─── RECORDS FOR THE EXERCISE ───
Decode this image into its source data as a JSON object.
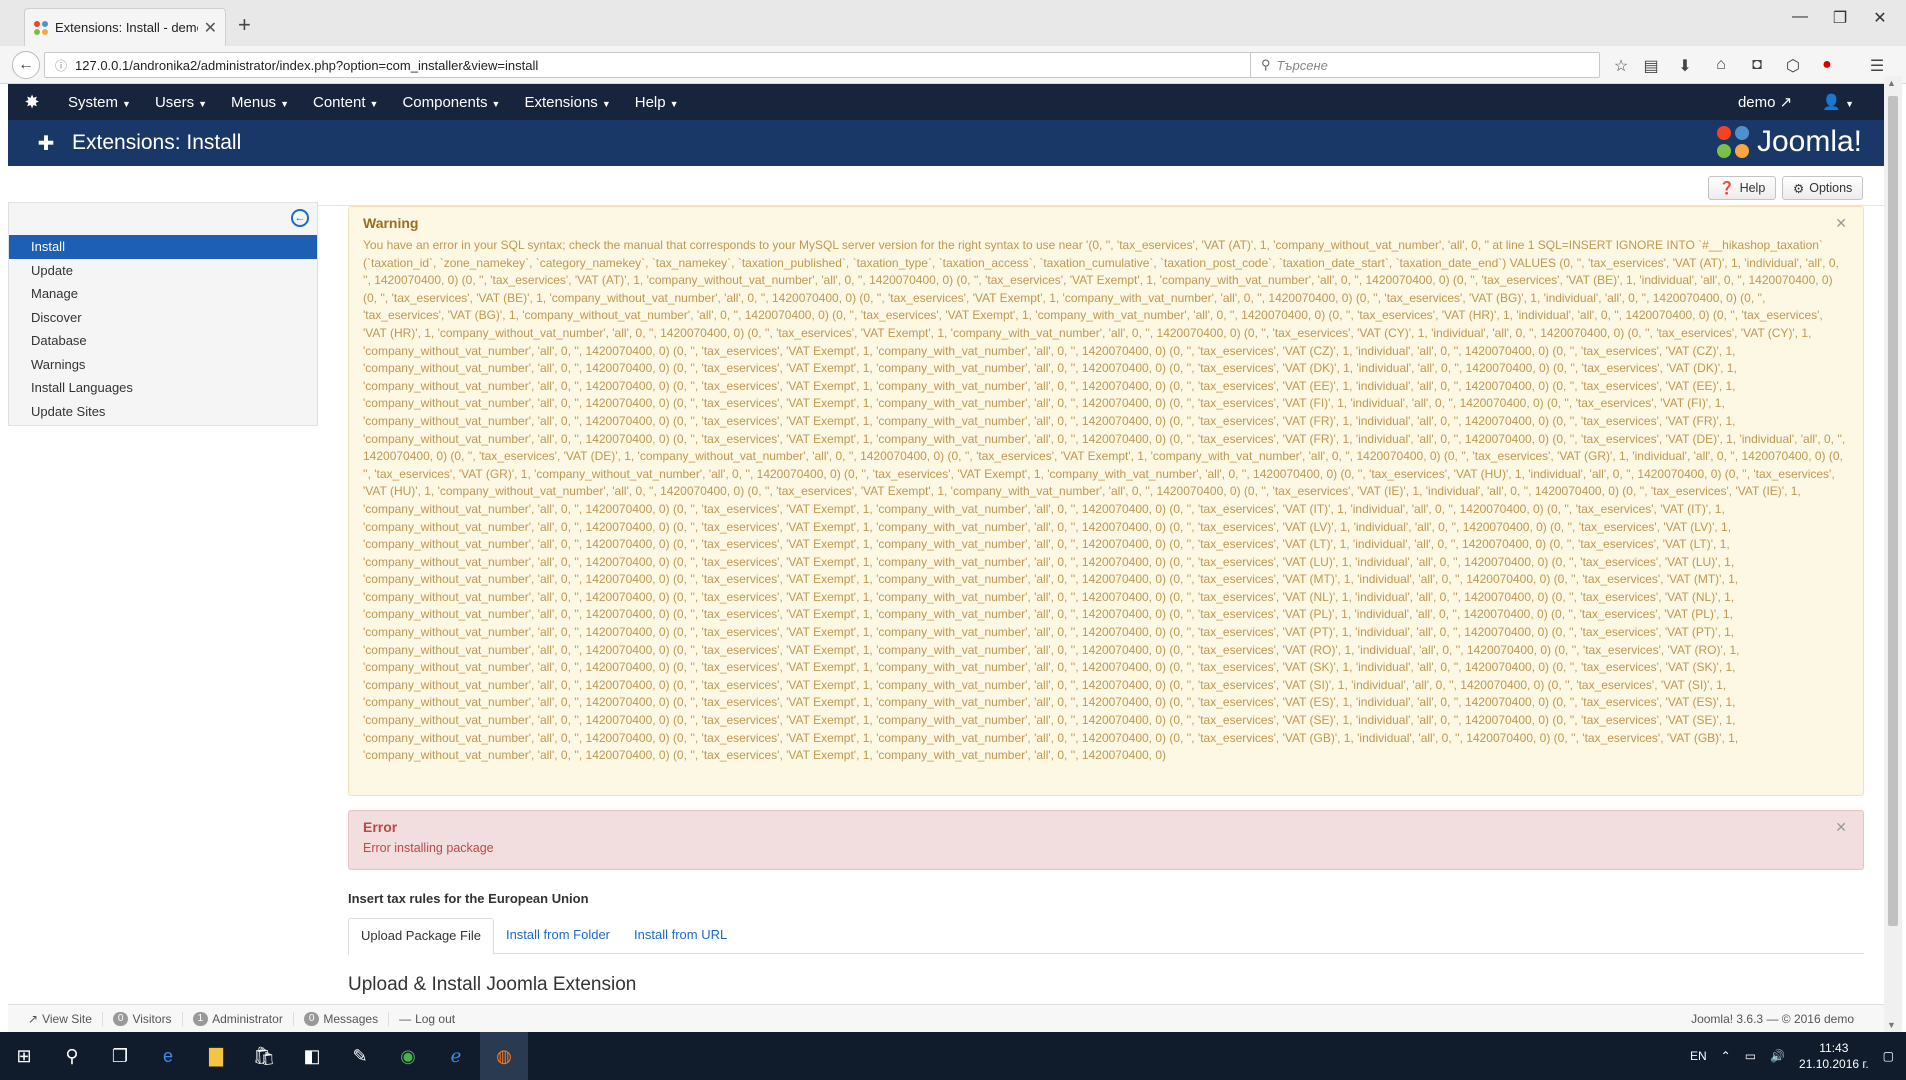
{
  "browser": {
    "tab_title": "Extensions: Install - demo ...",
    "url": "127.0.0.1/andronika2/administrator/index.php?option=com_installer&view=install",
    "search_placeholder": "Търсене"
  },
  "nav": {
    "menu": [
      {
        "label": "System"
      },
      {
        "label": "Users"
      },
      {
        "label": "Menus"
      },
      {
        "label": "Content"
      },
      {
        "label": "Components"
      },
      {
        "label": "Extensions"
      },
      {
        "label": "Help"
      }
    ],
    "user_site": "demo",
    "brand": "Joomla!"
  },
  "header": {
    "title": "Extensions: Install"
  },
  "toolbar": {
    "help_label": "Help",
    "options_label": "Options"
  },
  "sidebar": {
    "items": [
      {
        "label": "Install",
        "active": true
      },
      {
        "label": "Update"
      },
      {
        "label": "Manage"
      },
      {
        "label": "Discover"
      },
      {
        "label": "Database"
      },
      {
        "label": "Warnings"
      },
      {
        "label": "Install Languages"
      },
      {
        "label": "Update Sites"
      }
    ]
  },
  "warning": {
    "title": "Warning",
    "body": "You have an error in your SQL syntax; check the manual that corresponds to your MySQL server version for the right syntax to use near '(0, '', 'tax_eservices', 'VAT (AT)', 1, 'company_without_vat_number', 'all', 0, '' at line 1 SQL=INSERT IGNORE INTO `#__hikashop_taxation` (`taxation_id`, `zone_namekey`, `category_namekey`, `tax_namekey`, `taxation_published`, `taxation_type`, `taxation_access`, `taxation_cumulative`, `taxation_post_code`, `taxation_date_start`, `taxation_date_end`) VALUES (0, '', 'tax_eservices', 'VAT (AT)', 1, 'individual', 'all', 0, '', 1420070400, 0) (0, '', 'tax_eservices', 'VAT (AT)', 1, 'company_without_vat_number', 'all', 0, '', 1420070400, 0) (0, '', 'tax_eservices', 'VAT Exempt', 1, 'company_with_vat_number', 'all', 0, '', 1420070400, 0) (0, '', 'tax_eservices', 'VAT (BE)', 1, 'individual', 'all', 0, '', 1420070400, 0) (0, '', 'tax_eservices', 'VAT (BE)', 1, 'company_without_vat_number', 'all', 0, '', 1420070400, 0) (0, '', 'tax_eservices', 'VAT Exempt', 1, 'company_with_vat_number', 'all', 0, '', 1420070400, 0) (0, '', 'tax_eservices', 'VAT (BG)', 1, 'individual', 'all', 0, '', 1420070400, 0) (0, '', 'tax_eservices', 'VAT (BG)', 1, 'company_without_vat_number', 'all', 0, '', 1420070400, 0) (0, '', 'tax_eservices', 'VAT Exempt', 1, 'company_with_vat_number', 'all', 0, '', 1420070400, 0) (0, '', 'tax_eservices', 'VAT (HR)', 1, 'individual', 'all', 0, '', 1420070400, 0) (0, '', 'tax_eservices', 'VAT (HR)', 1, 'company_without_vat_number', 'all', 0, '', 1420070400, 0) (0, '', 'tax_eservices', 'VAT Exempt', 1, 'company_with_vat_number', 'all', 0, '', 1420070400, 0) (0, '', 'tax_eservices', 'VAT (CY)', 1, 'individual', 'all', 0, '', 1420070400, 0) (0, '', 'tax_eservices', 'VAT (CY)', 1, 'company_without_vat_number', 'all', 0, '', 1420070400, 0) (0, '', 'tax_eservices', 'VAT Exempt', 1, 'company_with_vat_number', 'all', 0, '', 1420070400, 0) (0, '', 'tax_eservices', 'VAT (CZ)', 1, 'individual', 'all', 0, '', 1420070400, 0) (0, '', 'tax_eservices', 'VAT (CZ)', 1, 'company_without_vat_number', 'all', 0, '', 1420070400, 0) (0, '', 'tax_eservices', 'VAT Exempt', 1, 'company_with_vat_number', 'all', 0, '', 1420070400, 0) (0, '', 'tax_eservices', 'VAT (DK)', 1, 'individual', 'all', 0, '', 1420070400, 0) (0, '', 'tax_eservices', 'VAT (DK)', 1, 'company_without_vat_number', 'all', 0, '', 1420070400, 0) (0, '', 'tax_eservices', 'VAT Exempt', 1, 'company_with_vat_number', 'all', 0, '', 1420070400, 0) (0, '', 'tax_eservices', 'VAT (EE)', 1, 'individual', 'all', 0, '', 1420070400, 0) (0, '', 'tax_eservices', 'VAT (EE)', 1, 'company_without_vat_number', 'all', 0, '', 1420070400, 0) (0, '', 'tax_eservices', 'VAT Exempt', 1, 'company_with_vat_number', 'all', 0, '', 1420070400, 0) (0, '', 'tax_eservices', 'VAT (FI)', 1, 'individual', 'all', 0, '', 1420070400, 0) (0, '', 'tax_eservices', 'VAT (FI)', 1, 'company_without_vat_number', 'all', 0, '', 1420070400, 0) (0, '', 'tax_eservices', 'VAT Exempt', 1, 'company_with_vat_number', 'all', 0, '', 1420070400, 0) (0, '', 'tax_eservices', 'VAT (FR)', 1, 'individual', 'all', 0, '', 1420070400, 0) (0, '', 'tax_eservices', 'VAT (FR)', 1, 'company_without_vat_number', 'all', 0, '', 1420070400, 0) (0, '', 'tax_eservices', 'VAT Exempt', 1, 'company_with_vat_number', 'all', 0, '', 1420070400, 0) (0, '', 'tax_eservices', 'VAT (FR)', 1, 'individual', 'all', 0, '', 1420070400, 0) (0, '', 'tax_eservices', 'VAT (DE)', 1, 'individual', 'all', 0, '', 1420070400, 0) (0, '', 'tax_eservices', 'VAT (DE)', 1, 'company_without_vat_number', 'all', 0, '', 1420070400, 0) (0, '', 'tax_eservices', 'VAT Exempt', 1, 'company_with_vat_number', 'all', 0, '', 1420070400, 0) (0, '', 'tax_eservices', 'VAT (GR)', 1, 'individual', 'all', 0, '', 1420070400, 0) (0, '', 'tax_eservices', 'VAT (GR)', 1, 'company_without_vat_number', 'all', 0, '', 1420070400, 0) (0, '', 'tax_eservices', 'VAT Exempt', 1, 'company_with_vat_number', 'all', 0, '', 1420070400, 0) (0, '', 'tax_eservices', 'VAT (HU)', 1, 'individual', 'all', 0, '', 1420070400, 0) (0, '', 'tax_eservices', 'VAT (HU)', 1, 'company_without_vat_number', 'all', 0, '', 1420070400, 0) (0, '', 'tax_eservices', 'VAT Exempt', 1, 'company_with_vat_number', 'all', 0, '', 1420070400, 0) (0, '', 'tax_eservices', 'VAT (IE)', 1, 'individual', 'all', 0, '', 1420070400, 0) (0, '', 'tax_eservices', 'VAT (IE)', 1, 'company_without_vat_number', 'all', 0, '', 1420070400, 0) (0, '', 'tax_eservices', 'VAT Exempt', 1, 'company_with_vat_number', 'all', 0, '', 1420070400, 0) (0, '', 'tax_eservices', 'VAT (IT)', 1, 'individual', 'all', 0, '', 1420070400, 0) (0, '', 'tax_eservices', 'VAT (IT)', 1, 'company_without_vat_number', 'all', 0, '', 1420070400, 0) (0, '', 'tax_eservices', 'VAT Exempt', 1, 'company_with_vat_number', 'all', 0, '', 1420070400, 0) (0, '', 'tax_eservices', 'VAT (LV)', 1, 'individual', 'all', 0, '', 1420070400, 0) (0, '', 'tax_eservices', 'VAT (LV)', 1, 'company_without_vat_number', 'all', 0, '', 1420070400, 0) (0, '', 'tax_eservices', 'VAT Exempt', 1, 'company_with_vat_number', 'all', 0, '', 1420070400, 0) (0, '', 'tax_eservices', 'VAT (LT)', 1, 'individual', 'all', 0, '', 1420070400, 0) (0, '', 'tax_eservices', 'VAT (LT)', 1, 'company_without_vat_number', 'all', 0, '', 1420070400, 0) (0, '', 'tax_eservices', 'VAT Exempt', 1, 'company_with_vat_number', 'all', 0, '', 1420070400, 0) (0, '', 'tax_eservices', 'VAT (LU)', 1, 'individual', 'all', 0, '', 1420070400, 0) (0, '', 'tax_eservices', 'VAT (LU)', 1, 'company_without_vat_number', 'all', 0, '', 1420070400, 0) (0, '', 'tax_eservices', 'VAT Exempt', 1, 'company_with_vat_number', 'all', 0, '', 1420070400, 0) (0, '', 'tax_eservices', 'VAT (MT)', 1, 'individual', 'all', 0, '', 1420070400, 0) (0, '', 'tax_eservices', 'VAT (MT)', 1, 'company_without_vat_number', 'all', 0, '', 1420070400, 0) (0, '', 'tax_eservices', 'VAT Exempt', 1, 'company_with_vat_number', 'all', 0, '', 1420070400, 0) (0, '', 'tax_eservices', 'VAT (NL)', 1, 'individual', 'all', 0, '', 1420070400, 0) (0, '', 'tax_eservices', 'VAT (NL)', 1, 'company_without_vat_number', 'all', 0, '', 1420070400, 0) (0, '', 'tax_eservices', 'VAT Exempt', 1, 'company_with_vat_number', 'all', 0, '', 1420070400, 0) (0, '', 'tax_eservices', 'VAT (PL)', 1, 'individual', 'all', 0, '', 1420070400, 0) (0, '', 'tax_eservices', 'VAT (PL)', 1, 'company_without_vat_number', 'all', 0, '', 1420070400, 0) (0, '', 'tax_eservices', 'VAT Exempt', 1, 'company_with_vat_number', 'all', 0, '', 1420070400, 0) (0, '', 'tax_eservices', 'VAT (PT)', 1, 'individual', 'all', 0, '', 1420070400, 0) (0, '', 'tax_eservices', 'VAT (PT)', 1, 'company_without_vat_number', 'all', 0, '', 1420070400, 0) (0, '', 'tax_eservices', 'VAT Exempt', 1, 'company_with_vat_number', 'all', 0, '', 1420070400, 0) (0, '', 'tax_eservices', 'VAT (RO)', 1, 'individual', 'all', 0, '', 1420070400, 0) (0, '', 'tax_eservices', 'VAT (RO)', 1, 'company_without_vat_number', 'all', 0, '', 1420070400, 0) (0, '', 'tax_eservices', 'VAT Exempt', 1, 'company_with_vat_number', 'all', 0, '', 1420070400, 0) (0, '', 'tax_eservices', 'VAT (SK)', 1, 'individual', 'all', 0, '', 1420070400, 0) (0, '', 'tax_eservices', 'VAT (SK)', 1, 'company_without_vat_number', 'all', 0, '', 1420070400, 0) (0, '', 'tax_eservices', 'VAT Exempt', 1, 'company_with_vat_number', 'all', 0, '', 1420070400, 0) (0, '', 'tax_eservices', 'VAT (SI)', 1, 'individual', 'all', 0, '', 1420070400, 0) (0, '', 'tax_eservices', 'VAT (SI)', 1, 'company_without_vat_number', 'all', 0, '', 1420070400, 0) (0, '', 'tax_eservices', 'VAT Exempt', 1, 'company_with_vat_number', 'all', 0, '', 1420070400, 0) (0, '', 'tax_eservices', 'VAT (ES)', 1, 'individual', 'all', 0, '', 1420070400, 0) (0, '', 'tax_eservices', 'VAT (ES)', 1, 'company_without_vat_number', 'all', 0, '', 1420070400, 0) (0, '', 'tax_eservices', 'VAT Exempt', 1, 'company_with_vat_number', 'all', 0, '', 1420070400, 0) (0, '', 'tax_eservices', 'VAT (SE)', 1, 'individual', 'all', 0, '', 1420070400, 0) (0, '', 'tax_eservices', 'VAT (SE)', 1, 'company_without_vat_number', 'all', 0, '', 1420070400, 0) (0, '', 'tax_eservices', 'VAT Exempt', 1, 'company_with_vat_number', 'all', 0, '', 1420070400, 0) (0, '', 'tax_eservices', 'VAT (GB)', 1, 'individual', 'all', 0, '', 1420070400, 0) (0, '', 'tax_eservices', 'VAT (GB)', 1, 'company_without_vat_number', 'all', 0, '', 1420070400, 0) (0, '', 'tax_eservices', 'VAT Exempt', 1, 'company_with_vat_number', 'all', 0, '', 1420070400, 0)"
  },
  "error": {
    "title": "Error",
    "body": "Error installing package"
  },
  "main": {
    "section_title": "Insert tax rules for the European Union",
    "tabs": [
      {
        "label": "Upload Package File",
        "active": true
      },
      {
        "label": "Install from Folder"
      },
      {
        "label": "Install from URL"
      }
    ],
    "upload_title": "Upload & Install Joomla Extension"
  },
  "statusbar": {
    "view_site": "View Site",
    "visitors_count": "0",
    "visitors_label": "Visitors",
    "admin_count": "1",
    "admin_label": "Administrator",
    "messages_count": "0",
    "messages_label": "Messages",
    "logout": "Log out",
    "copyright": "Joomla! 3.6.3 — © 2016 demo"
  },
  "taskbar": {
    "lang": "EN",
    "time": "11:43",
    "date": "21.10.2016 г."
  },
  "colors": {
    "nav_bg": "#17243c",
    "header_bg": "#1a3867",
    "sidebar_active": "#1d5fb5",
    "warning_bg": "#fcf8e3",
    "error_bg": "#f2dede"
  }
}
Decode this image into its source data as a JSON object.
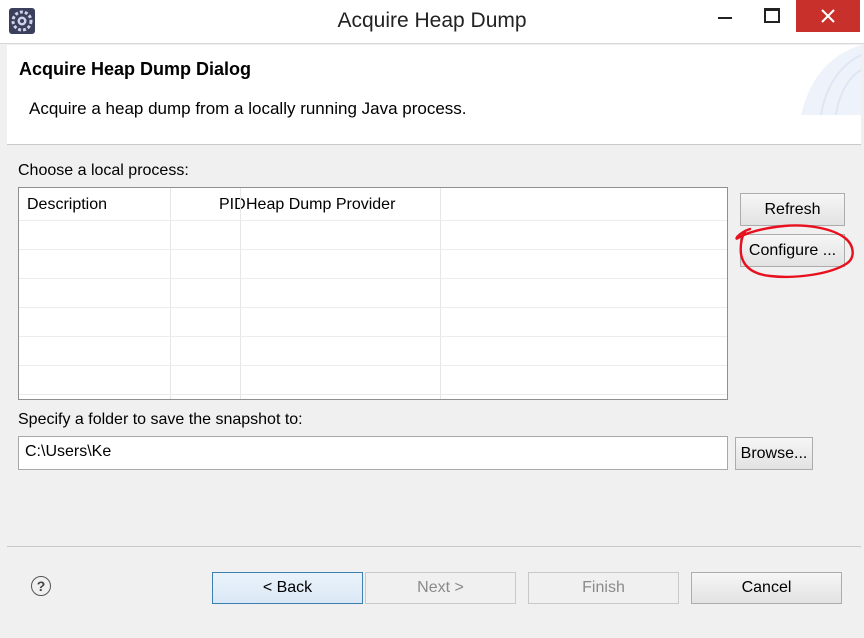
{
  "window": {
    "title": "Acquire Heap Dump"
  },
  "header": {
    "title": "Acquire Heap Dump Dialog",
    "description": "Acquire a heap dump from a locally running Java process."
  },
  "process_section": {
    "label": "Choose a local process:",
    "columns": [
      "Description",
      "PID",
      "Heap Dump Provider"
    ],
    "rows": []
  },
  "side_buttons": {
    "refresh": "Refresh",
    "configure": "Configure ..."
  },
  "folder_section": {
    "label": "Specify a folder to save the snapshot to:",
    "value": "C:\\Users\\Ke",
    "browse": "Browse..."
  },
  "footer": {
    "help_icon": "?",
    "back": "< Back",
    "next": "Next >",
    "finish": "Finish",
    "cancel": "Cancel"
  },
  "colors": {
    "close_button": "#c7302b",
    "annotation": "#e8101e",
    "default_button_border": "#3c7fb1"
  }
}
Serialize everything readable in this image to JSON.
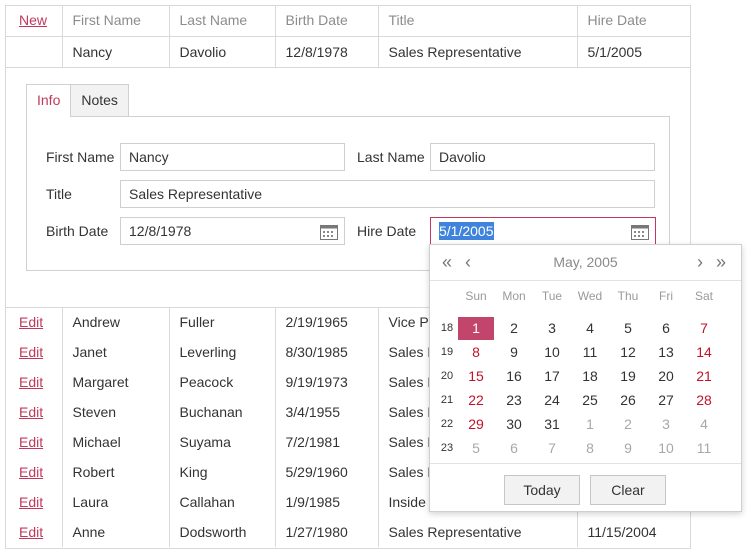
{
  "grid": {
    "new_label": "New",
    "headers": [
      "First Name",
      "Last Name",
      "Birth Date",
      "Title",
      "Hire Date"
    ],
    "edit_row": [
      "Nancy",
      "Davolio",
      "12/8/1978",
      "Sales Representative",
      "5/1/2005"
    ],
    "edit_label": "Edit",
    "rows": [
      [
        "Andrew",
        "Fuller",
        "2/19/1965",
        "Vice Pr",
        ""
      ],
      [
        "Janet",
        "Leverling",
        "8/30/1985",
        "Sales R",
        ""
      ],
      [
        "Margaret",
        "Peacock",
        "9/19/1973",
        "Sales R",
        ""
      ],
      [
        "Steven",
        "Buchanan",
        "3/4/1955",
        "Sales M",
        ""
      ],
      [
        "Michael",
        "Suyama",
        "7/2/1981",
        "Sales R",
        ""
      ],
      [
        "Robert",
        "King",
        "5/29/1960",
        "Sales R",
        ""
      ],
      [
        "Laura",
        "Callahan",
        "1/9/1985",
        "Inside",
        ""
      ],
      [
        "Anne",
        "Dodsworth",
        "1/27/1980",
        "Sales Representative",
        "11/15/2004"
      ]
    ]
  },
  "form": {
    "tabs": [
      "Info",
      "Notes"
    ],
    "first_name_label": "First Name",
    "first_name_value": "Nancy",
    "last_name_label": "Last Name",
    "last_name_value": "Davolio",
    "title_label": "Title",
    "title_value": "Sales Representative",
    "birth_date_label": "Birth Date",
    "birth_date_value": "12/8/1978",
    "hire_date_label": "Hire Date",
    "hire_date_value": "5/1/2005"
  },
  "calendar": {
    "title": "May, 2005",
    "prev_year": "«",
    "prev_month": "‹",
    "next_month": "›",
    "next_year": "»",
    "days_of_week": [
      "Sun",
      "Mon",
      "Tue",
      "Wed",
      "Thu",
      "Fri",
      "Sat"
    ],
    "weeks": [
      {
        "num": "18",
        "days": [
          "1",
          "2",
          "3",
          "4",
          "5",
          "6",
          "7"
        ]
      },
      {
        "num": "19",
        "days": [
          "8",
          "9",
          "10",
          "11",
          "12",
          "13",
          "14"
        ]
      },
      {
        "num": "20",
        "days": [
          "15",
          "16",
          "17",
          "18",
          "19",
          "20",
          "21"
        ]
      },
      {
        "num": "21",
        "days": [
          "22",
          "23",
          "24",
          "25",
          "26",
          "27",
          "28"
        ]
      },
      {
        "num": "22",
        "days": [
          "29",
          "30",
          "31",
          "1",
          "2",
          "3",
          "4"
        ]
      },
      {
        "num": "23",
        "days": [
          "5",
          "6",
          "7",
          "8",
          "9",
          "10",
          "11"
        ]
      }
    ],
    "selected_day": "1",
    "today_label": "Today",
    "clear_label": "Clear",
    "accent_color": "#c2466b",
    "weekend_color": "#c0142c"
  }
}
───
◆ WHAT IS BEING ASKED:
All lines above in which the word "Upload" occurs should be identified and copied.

◆ EXERCISE SOLUTION:
        "label": "Upload Package File",
    "upload_title": "Upload & Install Joomla Extension"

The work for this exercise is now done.